Dinu Lipatti structures this school Sonatinaobserving, but not blindly following, his maestro’s observations. We find here elements which Jora seemingly didn’t greatly approve of, even though the work’s main directions respect his teacher’s guidelines.

TheSonatina has two movements, the first one conforming to the sonata form, the second one, a theme and variations.

The theme of the first movement, Allegro moderato, is diatonic, in the e minor natural scale (equivalent of the Aeolian mode). The melody, gradual and mixed, is interrupted only by leaps of thirds. Its range is of a tenth and the culmination is situated on the subtonic (re). The phrase shaping is of particular interest, as it exhibits a divergence of metrical and melodic accents (a manner of avoiding symmetry and quadrature just as Jora asked). Another interesting element is the theme, built on violin - piano unison, something likely "learned” from George Enescu, whose Suite no. 1 op. 9 must have been familiar to him.

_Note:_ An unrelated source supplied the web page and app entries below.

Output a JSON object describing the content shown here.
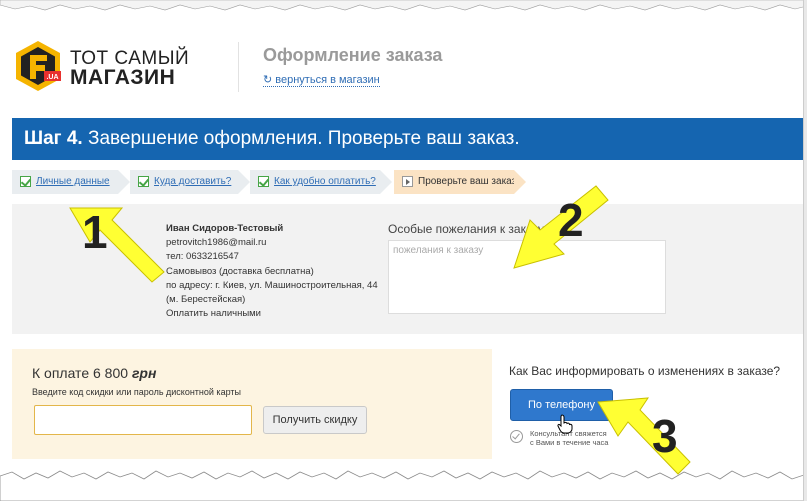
{
  "header": {
    "logo_line1": "ТОТ САМЫЙ",
    "logo_line2": "МАГАЗИН",
    "logo_badge": ".UA",
    "page_title": "Оформление заказа",
    "back_link": "вернуться в магазин"
  },
  "banner": {
    "step_bold": "Шаг 4.",
    "step_text": " Завершение оформления. Проверьте ваш заказ."
  },
  "steps": [
    {
      "label": "Личные данные",
      "done": true
    },
    {
      "label": "Куда доставить?",
      "done": true
    },
    {
      "label": "Как удобно оплатить?",
      "done": true
    },
    {
      "label": "Проверьте ваш заказ.",
      "done": false
    }
  ],
  "customer": {
    "name": "Иван Сидоров-Тестовый",
    "email": "petrovitch1986@mail.ru",
    "phone": "тел: 0633216547",
    "delivery": "Самовывоз (доставка бесплатна)",
    "address_line1": "по адресу: г. Киев, ул. Машиностроительная, 44",
    "address_line2": "(м. Берестейская)",
    "payment": "Оплатить наличными"
  },
  "wishes": {
    "label": "Особые пожелания к заказу",
    "placeholder": "пожелания к заказу"
  },
  "payment": {
    "title_prefix": "К оплате ",
    "amount": "6 800",
    "currency": "грн",
    "code_label": "Введите код скидки или пароль дисконтной карты",
    "discount_button": "Получить скидку"
  },
  "notify": {
    "question": "Как Вас информировать о изменениях в заказе?",
    "phone_button": "По телефону",
    "note_line1": "Консультант свяжется",
    "note_line2": "с Вами в течение часа"
  },
  "annotations": [
    "1",
    "2",
    "3"
  ],
  "colors": {
    "banner": "#1565b0",
    "link": "#2f6db5",
    "callout": "#ffff33",
    "phone_button": "#2f78cd"
  }
}
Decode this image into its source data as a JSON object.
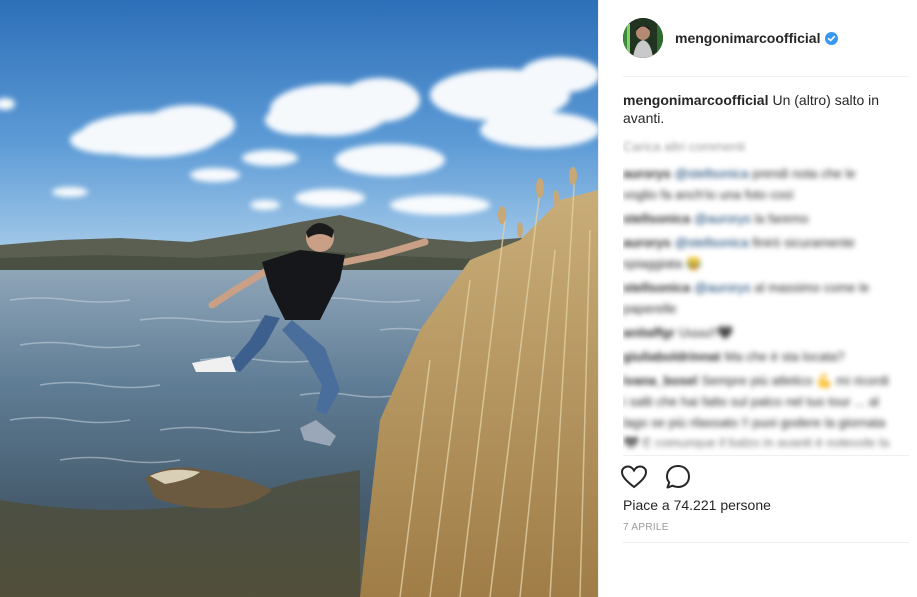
{
  "post": {
    "username": "mengonimarcoofficial",
    "verified": true,
    "caption_user": "mengonimarcoofficial",
    "caption_text": "Un (altro) salto in avanti.",
    "load_more": "Carica altri commenti",
    "comments": [
      {
        "user": "aurorys",
        "mention": "@stellsonica",
        "text": "prendi nota che le voglio fa anch'io una foto così"
      },
      {
        "user": "stellsonica",
        "mention": "@aurorys",
        "text": "la faremo"
      },
      {
        "user": "aurorys",
        "mention": "@stellsonica",
        "text": "finirò sicuramente spiaggiata 😂"
      },
      {
        "user": "stellsonica",
        "mention": "@aurorys",
        "text": "al massimo come le paperelle"
      },
      {
        "user": "anitaffgr",
        "mention": "",
        "text": "Uuuu!!🖤"
      },
      {
        "user": "giuliaboldrinnat",
        "mention": "",
        "text": "Ma che è sta locata?"
      },
      {
        "user": "ivana_bosel",
        "mention": "",
        "text": "Sempre più atletico 💪 mi ricordi i salti che hai fatto sul palco nel tuo tour ... al lago se più rilassato !! puoi godere la giornata 🖤 E comunque il balzo in avanti è notevole la primavera ti da la"
      }
    ],
    "likes_prefix": "Piace a",
    "likes_count": "74.221",
    "likes_suffix": "persone",
    "date": "7 APRILE",
    "icons": {
      "like": "heart-icon",
      "comment": "comment-bubble-icon",
      "verified": "verified-badge-icon"
    },
    "colors": {
      "verified": "#3897f0",
      "text": "#262626",
      "muted": "#999999",
      "separator": "#efefef"
    }
  }
}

The theme to be varied in the second movement, Andantino, reprises almost the same characteristics as the one featured in the first movement: the gradual melody (exhibiting some wider leaps of descending fourths and fifths), the Aeolian mode on mi, the range of a tenth, the diatonic profile of the theme proposed simultaneously by the violin and the chromaticised piano accompaniment. The syntax Lipatti chose here is homophonic, presenting a carol-like melody on the violin and chordal columns on the piano. The variations display the characteristic rhythms of the hora (a Romanian folk dance) and the conclusion brings back the first themes from the first movement in reversed order, thus endowing the work with a cyclical, homogenous character.